A similar tragedy four years ago led the Cardinals, Yankees and Baltimore Orioles to ban alcohol from their clubhouses. Hours after a game at Busch Stadium, St. Louis pitcher Josh Hancock was killed when he drove a rented Ford Explorer into the back of a flatbed tow truck. His blood-alcohol level was found to be nearly double the allowable limit.
The Oakland Athletics didn't bother waiting for a player to be killed. When pitcher Esteban Loaiza was ticketed for suspicion of driving under the influence on his way home from a game, General Manager Billy Beane immediately removed alcohol from the locker room.
And the Arizona Diamondbacks were even more proactive, banning liquor in their clubhouse three years ago "for liability reasons and to keep our players safe," says team President Derrick Hall.
But aside from protecting players, the zero-tolerance policies are also sending a positive and socially responsible message, some league officials believe. Dodgers Manager Don Mattingly, who inherited a dry clubhouse at home when he took over the team two years ago, said public perception -- shaped by such groups as MADD -- has played a big role in forcing teams to act.
"In general, society has changed, which has changed baseball," said Mattingly, who played for the Yankees at a time when postgame beers were as much a part of the baseball culture as chewing tobacco and sunflower seeds. "Now you go out and have a few drinks, you go, 'I better drink some water for a while.' I think society has changed in the way they look at DUIs and how dangerous they are.
"It makes sense at home, it really does."
The Dodgers, like a handful of other teams, relax their rules on the road, where players generally take a bus back to the hotel.
The Angels, on the other hand, allow players to drink beer at work, home and away, even after losing a player to an alcohol-related accident three seasons ago. Pitcher Nick Adenhart was killed along with two companions when a minivan ran a red light and plowed into the car in which they were riding. Andrew Gallo, the driver of the van, was later convicted of murder and felony DUI.
"It's about responsibility," Manager Mike Scioscia said. "There are things that make you reexamine the policy in-house, but we haven't experienced those things here."
They experienced them in Boston last season, when pitchers Clay Buchholz, Josh Beckett and John Lackey -- a former Angel -- reportedly ate fried chicken and drank beer in the clubhouse during games.
A few seasons ago, at least one Red Sox player confessed to drinking whiskey in the clubhouse before games.
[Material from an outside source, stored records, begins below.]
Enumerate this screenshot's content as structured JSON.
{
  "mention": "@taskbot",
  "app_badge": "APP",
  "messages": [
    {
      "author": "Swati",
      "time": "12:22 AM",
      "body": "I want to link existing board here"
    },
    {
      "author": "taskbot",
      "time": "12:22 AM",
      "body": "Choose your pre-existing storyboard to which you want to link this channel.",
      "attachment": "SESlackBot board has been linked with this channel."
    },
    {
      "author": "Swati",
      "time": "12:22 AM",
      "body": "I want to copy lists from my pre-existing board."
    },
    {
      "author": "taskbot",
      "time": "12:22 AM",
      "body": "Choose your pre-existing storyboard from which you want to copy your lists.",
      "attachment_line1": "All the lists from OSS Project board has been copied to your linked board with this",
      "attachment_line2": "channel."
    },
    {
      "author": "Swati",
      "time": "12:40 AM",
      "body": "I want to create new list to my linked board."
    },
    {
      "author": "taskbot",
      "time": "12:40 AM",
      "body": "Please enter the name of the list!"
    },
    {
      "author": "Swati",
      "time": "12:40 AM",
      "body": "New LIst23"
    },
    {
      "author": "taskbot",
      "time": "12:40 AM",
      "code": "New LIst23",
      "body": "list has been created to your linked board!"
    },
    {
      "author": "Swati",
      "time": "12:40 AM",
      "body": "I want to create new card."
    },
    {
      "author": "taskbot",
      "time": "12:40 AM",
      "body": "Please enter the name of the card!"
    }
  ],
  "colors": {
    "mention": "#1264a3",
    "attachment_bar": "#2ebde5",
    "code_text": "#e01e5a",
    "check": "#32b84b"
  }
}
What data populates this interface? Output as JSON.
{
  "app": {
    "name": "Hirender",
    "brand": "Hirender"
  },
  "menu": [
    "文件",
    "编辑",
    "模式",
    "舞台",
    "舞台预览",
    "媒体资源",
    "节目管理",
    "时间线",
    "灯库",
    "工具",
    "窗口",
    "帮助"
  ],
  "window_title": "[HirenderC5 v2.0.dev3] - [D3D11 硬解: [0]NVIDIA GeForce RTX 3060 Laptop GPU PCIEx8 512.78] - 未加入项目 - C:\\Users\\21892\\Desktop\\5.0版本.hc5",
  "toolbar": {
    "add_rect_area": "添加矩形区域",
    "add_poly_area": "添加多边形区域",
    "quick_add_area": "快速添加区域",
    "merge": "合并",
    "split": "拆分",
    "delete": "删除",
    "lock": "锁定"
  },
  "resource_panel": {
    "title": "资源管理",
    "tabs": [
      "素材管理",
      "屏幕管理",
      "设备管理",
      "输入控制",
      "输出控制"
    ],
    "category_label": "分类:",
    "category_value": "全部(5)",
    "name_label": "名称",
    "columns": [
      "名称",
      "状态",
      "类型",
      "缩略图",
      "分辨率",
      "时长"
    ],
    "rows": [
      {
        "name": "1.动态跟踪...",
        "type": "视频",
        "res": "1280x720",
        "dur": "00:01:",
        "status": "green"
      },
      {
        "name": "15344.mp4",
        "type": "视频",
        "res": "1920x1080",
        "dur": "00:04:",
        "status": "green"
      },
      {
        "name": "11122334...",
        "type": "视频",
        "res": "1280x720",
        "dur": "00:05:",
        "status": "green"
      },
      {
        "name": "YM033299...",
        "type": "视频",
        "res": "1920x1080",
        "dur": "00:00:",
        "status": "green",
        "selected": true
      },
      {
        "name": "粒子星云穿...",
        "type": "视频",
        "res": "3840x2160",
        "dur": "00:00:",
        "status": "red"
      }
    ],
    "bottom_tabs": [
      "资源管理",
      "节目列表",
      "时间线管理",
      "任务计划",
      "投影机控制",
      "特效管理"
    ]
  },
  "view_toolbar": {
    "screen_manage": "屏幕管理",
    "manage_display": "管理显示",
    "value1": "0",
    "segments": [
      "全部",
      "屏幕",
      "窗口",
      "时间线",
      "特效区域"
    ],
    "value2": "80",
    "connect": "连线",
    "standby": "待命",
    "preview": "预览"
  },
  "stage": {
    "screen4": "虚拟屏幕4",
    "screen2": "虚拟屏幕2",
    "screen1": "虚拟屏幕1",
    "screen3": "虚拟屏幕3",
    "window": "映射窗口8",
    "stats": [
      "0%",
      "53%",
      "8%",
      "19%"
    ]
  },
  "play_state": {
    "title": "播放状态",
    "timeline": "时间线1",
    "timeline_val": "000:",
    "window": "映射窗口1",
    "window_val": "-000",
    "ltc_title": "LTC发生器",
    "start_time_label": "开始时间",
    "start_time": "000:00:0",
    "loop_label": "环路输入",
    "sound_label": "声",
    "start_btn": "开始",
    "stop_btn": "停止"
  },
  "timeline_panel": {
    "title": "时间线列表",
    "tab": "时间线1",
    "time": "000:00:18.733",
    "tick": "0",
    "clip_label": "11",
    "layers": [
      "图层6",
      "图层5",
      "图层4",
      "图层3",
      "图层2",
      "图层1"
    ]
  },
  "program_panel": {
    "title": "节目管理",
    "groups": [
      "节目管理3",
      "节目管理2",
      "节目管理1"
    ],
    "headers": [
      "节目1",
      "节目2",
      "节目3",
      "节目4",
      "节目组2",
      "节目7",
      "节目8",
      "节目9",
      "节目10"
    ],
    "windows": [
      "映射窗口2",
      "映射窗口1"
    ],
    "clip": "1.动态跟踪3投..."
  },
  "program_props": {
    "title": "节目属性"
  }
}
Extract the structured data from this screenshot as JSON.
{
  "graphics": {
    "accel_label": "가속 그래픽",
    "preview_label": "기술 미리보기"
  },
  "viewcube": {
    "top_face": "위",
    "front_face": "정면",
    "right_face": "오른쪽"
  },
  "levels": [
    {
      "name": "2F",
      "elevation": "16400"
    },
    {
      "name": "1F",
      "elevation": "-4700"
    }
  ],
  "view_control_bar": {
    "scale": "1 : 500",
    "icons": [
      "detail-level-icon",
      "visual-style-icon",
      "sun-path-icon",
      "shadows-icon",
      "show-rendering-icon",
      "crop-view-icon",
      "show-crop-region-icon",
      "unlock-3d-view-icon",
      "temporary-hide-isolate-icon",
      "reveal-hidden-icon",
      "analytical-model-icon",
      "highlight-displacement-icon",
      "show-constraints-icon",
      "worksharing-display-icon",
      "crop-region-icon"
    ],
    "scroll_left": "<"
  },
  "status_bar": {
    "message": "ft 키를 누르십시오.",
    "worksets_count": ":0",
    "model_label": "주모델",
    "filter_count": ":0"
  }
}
But that team won the World Series while last year's team lost 20 of its last 27 games, narrowly missing the postseason and sending the entire organization into a period of self-examination.
If the Red Sox had made the playoffs no one would have noticed, said Angels outfielder Vernon Wells, who agrees with his manager that the issue is mainly one of personal responsibility, not alcohol.
"If you're responsible adults, you know what's right and wrong, so it's just a matter of being smart with your choices," said Wells, who said he doesn't drink anything stronger than Sprite in the clubhouse after games. "There are always guys who are going to make bad choices, and that's on them. If you put the onus on the players, it's their responsibility.
"But I don't see anything wrong if you're going to have a beer after the game."